You can provide vital aviation training

Before pandemic lockdowns, Gavin Jones and Josh Eicholtz teamed up to deliver New Testaments and guests to a Gumawana community in Nubogeta village on a tiny island in Papua New Guinea (PNG).

But how do you transport guests and boxes of New Testaments to such a remote location? By airplane and helicopter, of course!

Josh first flew guests and Scriptures to Vivigani—an airstrip on Goodenough Island—in the Kodiak. Then, Gavin completed the journey via helicopter. “The helicopter saved the visitors a 12- to 24-hour boat ride on rough waters,” Gavin said. “It was only a 13-minute flight in the helicopter.”

Landing the helicopter in Nubogeta was a demanding process. Gavin had to land on the village’s soccer field, the only flat spot on the island. And strong winds can make landing and takeoff tricky. Josh summed up the skills of the PNG helicopter pilots: “I’m impressed with our helicopter pilots and the work they do in this country!”

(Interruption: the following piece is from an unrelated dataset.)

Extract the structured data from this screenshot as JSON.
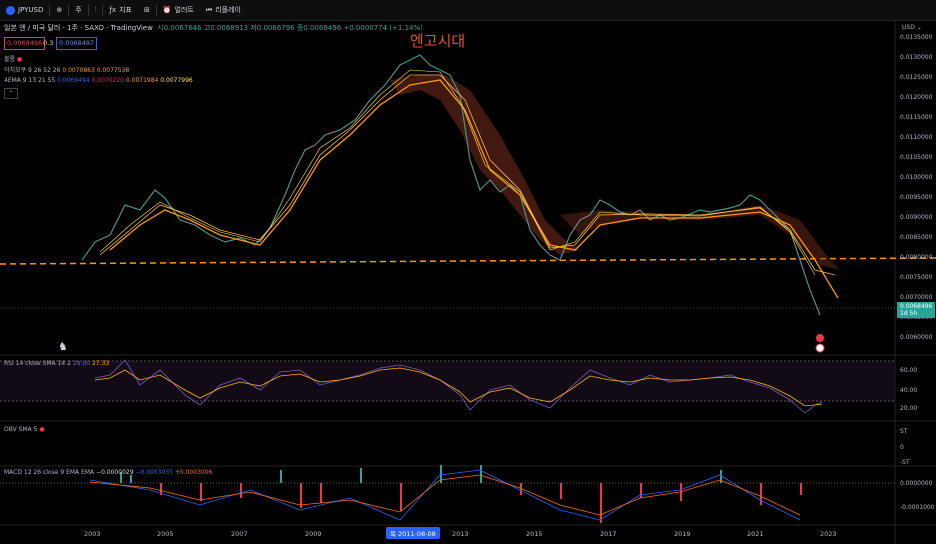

The soccer field-turned helipad Photo credit Josh Eicholtz

Gavin’s always amazed at the ruggedness and remoteness of PNG, which creates many challenges for travel. “The helicopter quickly and efficiently bypasses many of PNG’s transportation challenges.”

Since most of our overseas partners have transitioned from piston-powered to turbine-powered helicopters, JAARS is replacing our piston-powered helicopter with a turbine-powered R66 to better equip pilots who train at JAARS.

Gavin says, “A turbine [powered] helicopter will equip pilots in training far better for the equipment they’ll be using on the field. The things they learn in such a machine at JAARS will be far more applicable to the world we fly in here, and we won’t need to deal with negative habits learned in a piston helicopter that need to be unlearned in a turbine.”